‘Thank you very much for your quick reply. And thank you for your toleration of oddness!!! (Well, some might think it odd to live in a church, I suppose…!)’
Luckily my teasing didn’t backfire.
‘Actually owned the church for 40 years but been odd for much longer than that!!! We like odd and we admire enthusiasm.’
After laughing a great deal I phoned Jon to discuss arrangements for my visit, and before long we’d fixed a date for early August. My actual visit began in almost as hilarious a fashion, met first by a cockerel keeping guard at the top of the driveway, and then in the immaculate garden by an extremely jolly man – a friend of the owners – who I suspected to be already somewhat tipsy at 5pm, who kept me talking, or rather kept talking, for some time before we eventually made it into the house, past the liberal sprinkling of sunloungers.
Before entering, I had time to admire the view of the treetops across the garden – indicating that the church was positioned on the side of a small valley – as well as the south porch and Norman doorway on my way in to a surprise interior: a room that looked very much like the original church might have (in contrast to the other converted churches I had so far played in), with at least twenty chairs set out. ‘A few friends want to come,’ is all Jon had said to me…
It was such a beautiful evening that I suggested playing a Bach suite indoors followed by Irish airs outdoors, in a terraced area with a small fish pond. Everyone agreed with my proposal – including the cockerel, who came inside to see what was going on and then left again – and the proceedings got underway. Halfway through, I suggested a little girl called Emma at the back might like to move to the front to see better, and she did, an act of bravery I assumed must be a result of being in familiar company.

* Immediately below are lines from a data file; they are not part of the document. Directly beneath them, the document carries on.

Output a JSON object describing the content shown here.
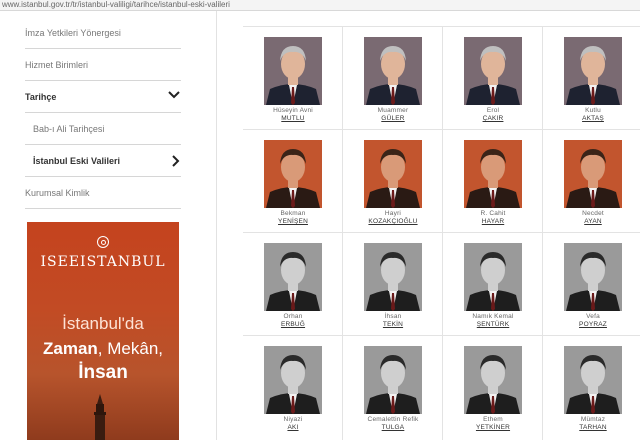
{
  "browser": {
    "url": "www.istanbul.gov.tr/tr/istanbul-valiligi/tarihce/istanbul-eski-valileri"
  },
  "sidebar": {
    "items": [
      {
        "label": "İmza Yetkileri Yönergesi"
      },
      {
        "label": "Hizmet Birimleri"
      },
      {
        "label": "Tarihçe"
      },
      {
        "label": "Bab-ı Ali Tarihçesi"
      },
      {
        "label": "İstanbul Eski Valileri"
      },
      {
        "label": "Kurumsal Kimlik"
      }
    ]
  },
  "promo": {
    "brand": "ISEEISTANBUL",
    "line1": "İstanbul'da",
    "line2_a": "Zaman",
    "line2_b": ", Mekân,",
    "line3": "İnsan"
  },
  "governors": [
    {
      "first": "Hüseyin Avni",
      "last": "MUTLU",
      "style": "color"
    },
    {
      "first": "Muammer",
      "last": "GÜLER",
      "style": "color"
    },
    {
      "first": "Erol",
      "last": "ÇAKIR",
      "style": "color"
    },
    {
      "first": "Kutlu",
      "last": "AKTAŞ",
      "style": "color"
    },
    {
      "first": "Bekman",
      "last": "YENİŞEN",
      "style": "sepia"
    },
    {
      "first": "Hayri",
      "last": "KOZAKÇIOĞLU",
      "style": "sepia"
    },
    {
      "first": "R. Cahit",
      "last": "HAYAR",
      "style": "sepia"
    },
    {
      "first": "Necdet",
      "last": "AYAN",
      "style": "sepia"
    },
    {
      "first": "Orhan",
      "last": "ERBUĞ",
      "style": "bw"
    },
    {
      "first": "İhsan",
      "last": "TEKİN",
      "style": "bw"
    },
    {
      "first": "Namık Kemal",
      "last": "ŞENTÜRK",
      "style": "bw"
    },
    {
      "first": "Vefa",
      "last": "POYRAZ",
      "style": "bw"
    },
    {
      "first": "Niyazi",
      "last": "AKI",
      "style": "bw"
    },
    {
      "first": "Cemalettin Refik",
      "last": "TULGA",
      "style": "bw"
    },
    {
      "first": "Ethem",
      "last": "YETKİNER",
      "style": "bw"
    },
    {
      "first": "Mümtaz",
      "last": "TARHAN",
      "style": "bw"
    }
  ],
  "colors": {
    "promo_bg": "#c4431e",
    "separator": "#d6d6d6"
  }
}
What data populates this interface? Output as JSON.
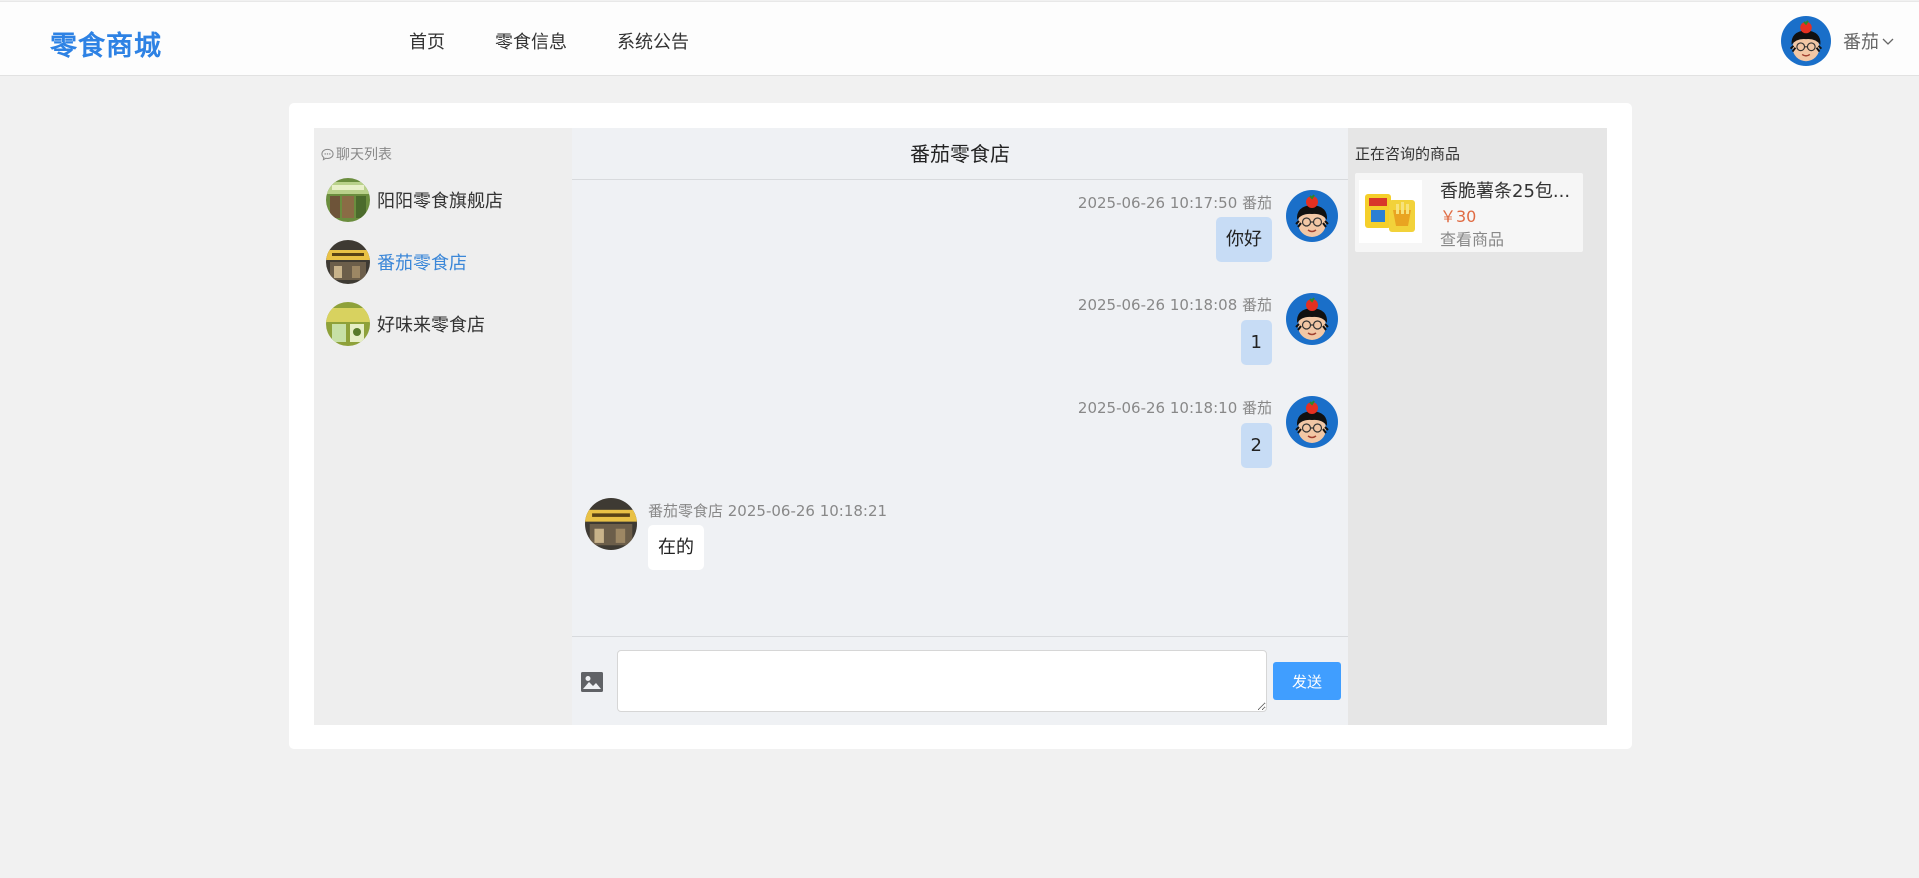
{
  "brand": "零食商城",
  "nav": {
    "items": [
      "首页",
      "零食信息",
      "系统公告"
    ]
  },
  "user": {
    "name": "番茄"
  },
  "chat_list": {
    "title": "聊天列表",
    "contacts": [
      {
        "name": "阳阳零食旗舰店",
        "active": false
      },
      {
        "name": "番茄零食店",
        "active": true
      },
      {
        "name": "好味来零食店",
        "active": false
      }
    ]
  },
  "chat": {
    "title": "番茄零食店",
    "messages": [
      {
        "side": "right",
        "meta": "2025-06-26 10:17:50 番茄",
        "text": "你好"
      },
      {
        "side": "right",
        "meta": "2025-06-26 10:18:08 番茄",
        "text": "1"
      },
      {
        "side": "right",
        "meta": "2025-06-26 10:18:10 番茄",
        "text": "2"
      },
      {
        "side": "left",
        "meta": "番茄零食店 2025-06-26 10:18:21",
        "text": "在的"
      }
    ],
    "input_value": "",
    "send_label": "发送"
  },
  "product": {
    "section_title": "正在咨询的商品",
    "name": "香脆薯条25包...",
    "price": "￥30",
    "link_label": "查看商品"
  },
  "colors": {
    "brand": "#2e82e4",
    "active_contact": "#3b87d8",
    "send_button": "#409eff",
    "my_bubble": "#c7dcf5",
    "price": "#e06b43"
  },
  "icons": [
    "chat-bubble-icon",
    "image-icon",
    "chevron-down-icon"
  ]
}
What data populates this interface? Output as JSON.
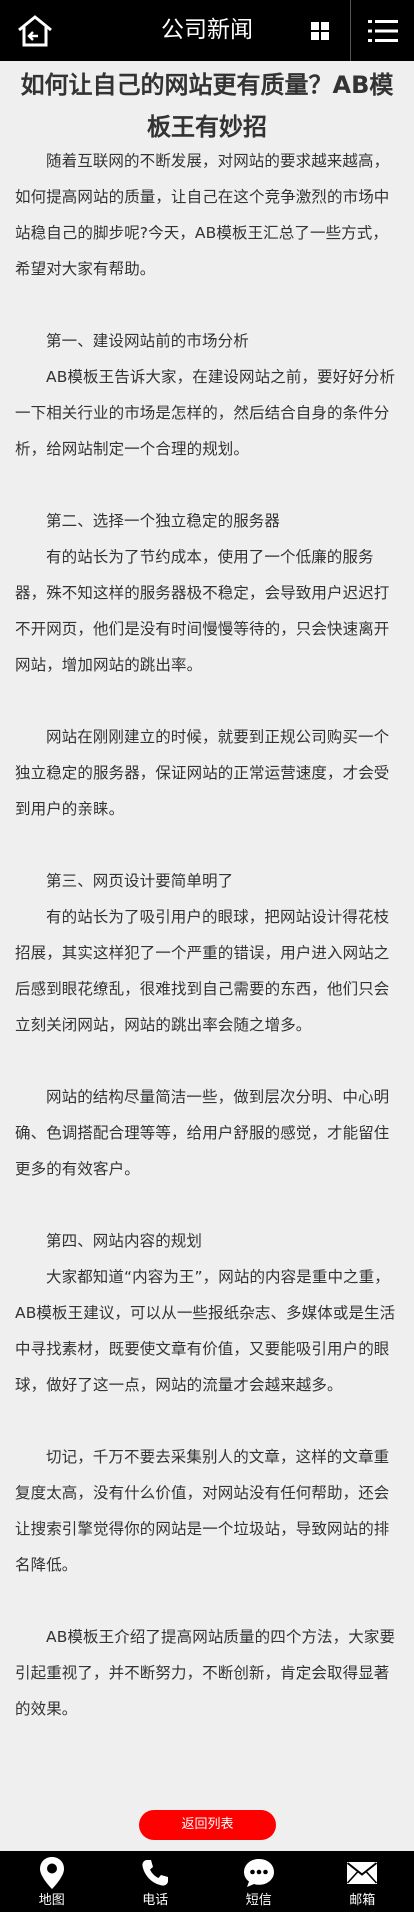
{
  "header": {
    "title": "公司新闻",
    "back_icon": "home-back-icon",
    "grid_icon": "grid-icon",
    "menu_icon": "menu-icon"
  },
  "article": {
    "title": "如何让自己的网站更有质量？AB模板王有妙招",
    "paragraphs": [
      "随着互联网的不断发展，对网站的要求越来越高，如何提高网站的质量，让自己在这个竞争激烈的市场中站稳自己的脚步呢?今天，AB模板王汇总了一些方式，希望对大家有帮助。",
      "",
      "第一、建设网站前的市场分析",
      "AB模板王告诉大家，在建设网站之前，要好好分析一下相关行业的市场是怎样的，然后结合自身的条件分析，给网站制定一个合理的规划。",
      "",
      "第二、选择一个独立稳定的服务器",
      "有的站长为了节约成本，使用了一个低廉的服务器，殊不知这样的服务器极不稳定，会导致用户迟迟打不开网页，他们是没有时间慢慢等待的，只会快速离开网站，增加网站的跳出率。",
      "",
      "网站在刚刚建立的时候，就要到正规公司购买一个独立稳定的服务器，保证网站的正常运营速度，才会受到用户的亲睐。",
      "",
      "第三、网页设计要简单明了",
      "有的站长为了吸引用户的眼球，把网站设计得花枝招展，其实这样犯了一个严重的错误，用户进入网站之后感到眼花缭乱，很难找到自己需要的东西，他们只会立刻关闭网站，网站的跳出率会随之增多。",
      "",
      "网站的结构尽量简洁一些，做到层次分明、中心明确、色调搭配合理等等，给用户舒服的感觉，才能留住更多的有效客户。",
      "",
      "第四、网站内容的规划",
      "大家都知道“内容为王”，网站的内容是重中之重，AB模板王建议，可以从一些报纸杂志、多媒体或是生活中寻找素材，既要使文章有价值，又要能吸引用户的眼球，做好了这一点，网站的流量才会越来越多。",
      "",
      "切记，千万不要去采集别人的文章，这样的文章重复度太高，没有什么价值，对网站没有任何帮助，还会让搜索引擎觉得你的网站是一个垃圾站，导致网站的排名降低。",
      "",
      "AB模板王介绍了提高网站质量的四个方法，大家要引起重视了，并不断努力，不断创新，肯定会取得显著的效果。"
    ]
  },
  "back_button": {
    "label": "返回列表",
    "color": "#ff0000"
  },
  "footer": {
    "items": [
      {
        "label": "地图",
        "icon": "map-pin-icon"
      },
      {
        "label": "电话",
        "icon": "phone-icon"
      },
      {
        "label": "短信",
        "icon": "sms-icon"
      },
      {
        "label": "邮箱",
        "icon": "mail-icon"
      }
    ]
  }
}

I nearly added, on seeing her swinging her legs enthusiastically in time to the music, that she was welcome to dance, but I didn’t want to put her on the spot a second time.
When we moved outside, Emma herself asked me if she could dance before I had a chance to suggest it. Afterwards someone told me her dance had looked middle eastern; I could only see it out of the corner of my eye, and thought it looked like ballet. After answering a number of questions about my project and engaging in more banter about the oddness of the whole thing, we moved onto the amazing spread of food that Jon and Chris had so kindly laid out for us. When I found out Emma had come with her parents and knew no one else there, I was doubly impressed at her confidence: as a six year old I would barely have been able to open my mouth in the company of strangers.
Perhaps the most bizarre element of the whole evening was when I was taken to see the living-dining room, up the stairs to the east of where I had played. There, the panels of the old pulpit had been reused on the front of a bar, accompanied by changing coloured lights. I could barely believe what I was looking at, and laughed to myself all the way home, once again over the moon at my fortune in meeting such friendly and enthusiastic people in such a weird and wonderful context.